§ **Exercise**
Without any pictures, copy the records below once more, exactly as they are.

*** Source data Section Begins ***

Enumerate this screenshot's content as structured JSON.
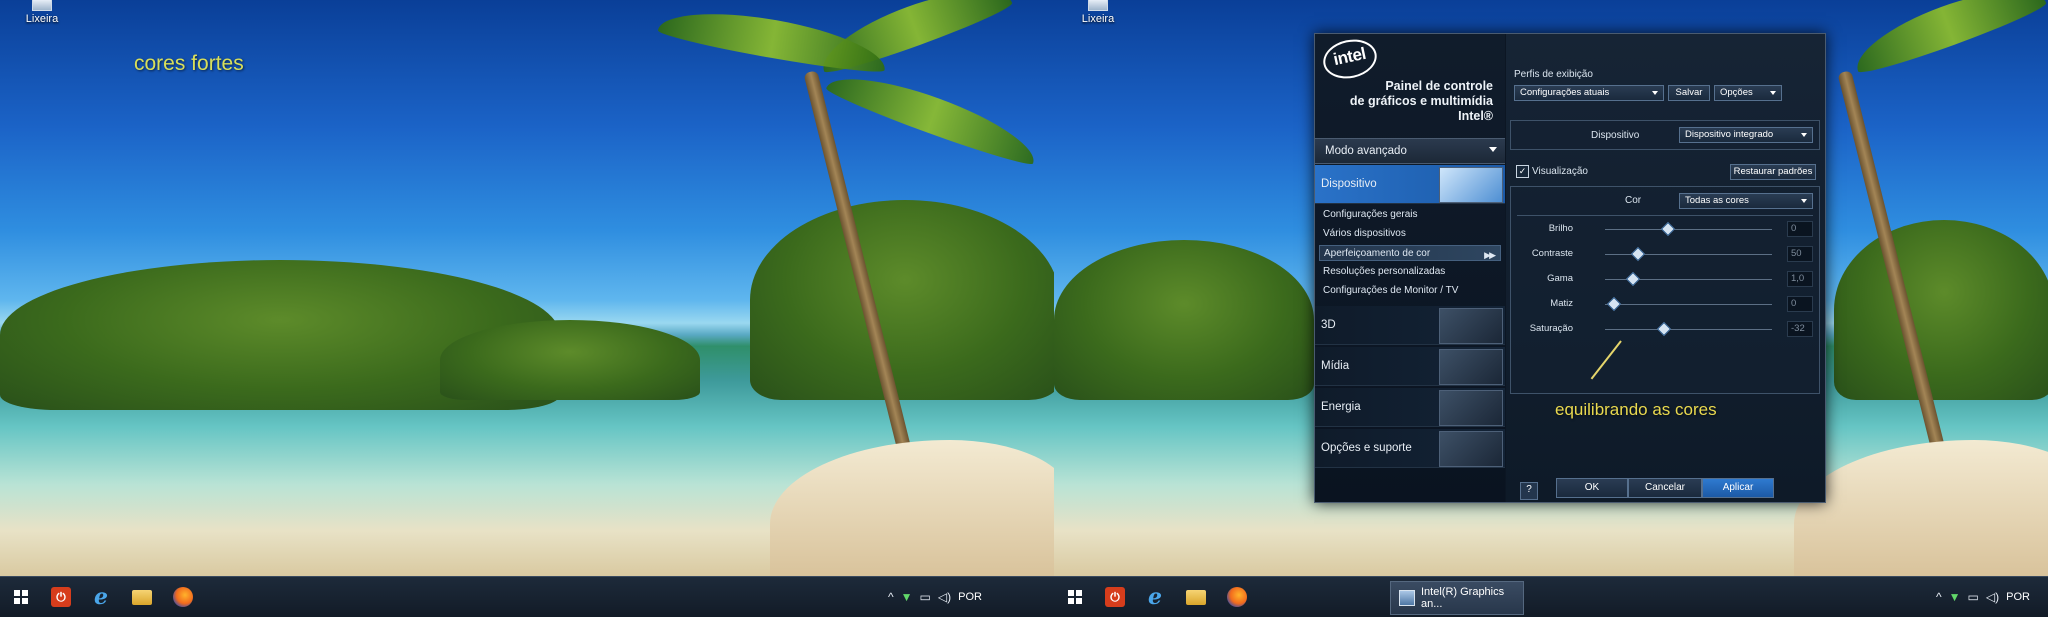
{
  "left_screen": {
    "desktop_icon_label": "Lixeira",
    "overlay_text": "cores fortes",
    "taskbar": {
      "tray_language": "POR"
    }
  },
  "right_screen": {
    "desktop_icon_label": "Lixeira",
    "overlay_text": "equilibrando as cores",
    "taskbar": {
      "running_app_label": "Intel(R) Graphics an...",
      "tray_language": "POR"
    }
  },
  "panel": {
    "logo": "intel",
    "title_lines": [
      "Painel de controle",
      "de gráficos e multimídia",
      "Intel®"
    ],
    "window_controls": {
      "minimize": "–",
      "close": "×"
    },
    "mode": "Modo avançado",
    "categories": [
      "Dispositivo",
      "3D",
      "Mídia",
      "Energia",
      "Opções e suporte"
    ],
    "selected_category": "Dispositivo",
    "subitems": [
      "Configurações gerais",
      "Vários dispositivos",
      "Aperfeiçoamento de cor",
      "Resoluções personalizadas",
      "Configurações de Monitor / TV"
    ],
    "selected_subitem": "Aperfeiçoamento de cor",
    "profiles_label": "Perfis de exibição",
    "profile_value": "Configurações atuais",
    "save_label": "Salvar",
    "options_label": "Opções",
    "device_label": "Dispositivo",
    "device_value": "Dispositivo integrado",
    "preview_label": "Visualização",
    "preview_checked": true,
    "restore_label": "Restaurar padrões",
    "color_label": "Cor",
    "color_value": "Todas as cores",
    "sliders": [
      {
        "label": "Brilho",
        "value": "0",
        "fraction": 0.37
      },
      {
        "label": "Contraste",
        "value": "50",
        "fraction": 0.19
      },
      {
        "label": "Gama",
        "value": "1,0",
        "fraction": 0.16
      },
      {
        "label": "Matiz",
        "value": "0",
        "fraction": 0.05
      },
      {
        "label": "Saturação",
        "value": "-32",
        "fraction": 0.35
      }
    ],
    "help_label": "?",
    "ok_label": "OK",
    "cancel_label": "Cancelar",
    "apply_label": "Aplicar"
  }
}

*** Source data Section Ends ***

§ **Your response**
Enumerate this screenshot's content as structured JSON.
{
  "left_screen": {
    "desktop_icon_label": "Lixeira",
    "overlay_text": "cores fortes",
    "taskbar": {
      "tray_language": "POR"
    }
  },
  "right_screen": {
    "desktop_icon_label": "Lixeira",
    "overlay_text": "equilibrando as cores",
    "taskbar": {
      "running_app_label": "Intel(R) Graphics an...",
      "tray_language": "POR"
    }
  },
  "panel": {
    "logo": "intel",
    "title_lines": [
      "Painel de controle",
      "de gráficos e multimídia",
      "Intel®"
    ],
    "window_controls": {
      "minimize": "–",
      "close": "×"
    },
    "mode": "Modo avançado",
    "categories": [
      "Dispositivo",
      "3D",
      "Mídia",
      "Energia",
      "Opções e suporte"
    ],
    "selected_category": "Dispositivo",
    "subitems": [
      "Configurações gerais",
      "Vários dispositivos",
      "Aperfeiçoamento de cor",
      "Resoluções personalizadas",
      "Configurações de Monitor / TV"
    ],
    "selected_subitem": "Aperfeiçoamento de cor",
    "profiles_label": "Perfis de exibição",
    "profile_value": "Configurações atuais",
    "save_label": "Salvar",
    "options_label": "Opções",
    "device_label": "Dispositivo",
    "device_value": "Dispositivo integrado",
    "preview_label": "Visualização",
    "preview_checked": true,
    "restore_label": "Restaurar padrões",
    "color_label": "Cor",
    "color_value": "Todas as cores",
    "sliders": [
      {
        "label": "Brilho",
        "value": "0",
        "fraction": 0.37
      },
      {
        "label": "Contraste",
        "value": "50",
        "fraction": 0.19
      },
      {
        "label": "Gama",
        "value": "1,0",
        "fraction": 0.16
      },
      {
        "label": "Matiz",
        "value": "0",
        "fraction": 0.05
      },
      {
        "label": "Saturação",
        "value": "-32",
        "fraction": 0.35
      }
    ],
    "help_label": "?",
    "ok_label": "OK",
    "cancel_label": "Cancelar",
    "apply_label": "Aplicar"
  }
}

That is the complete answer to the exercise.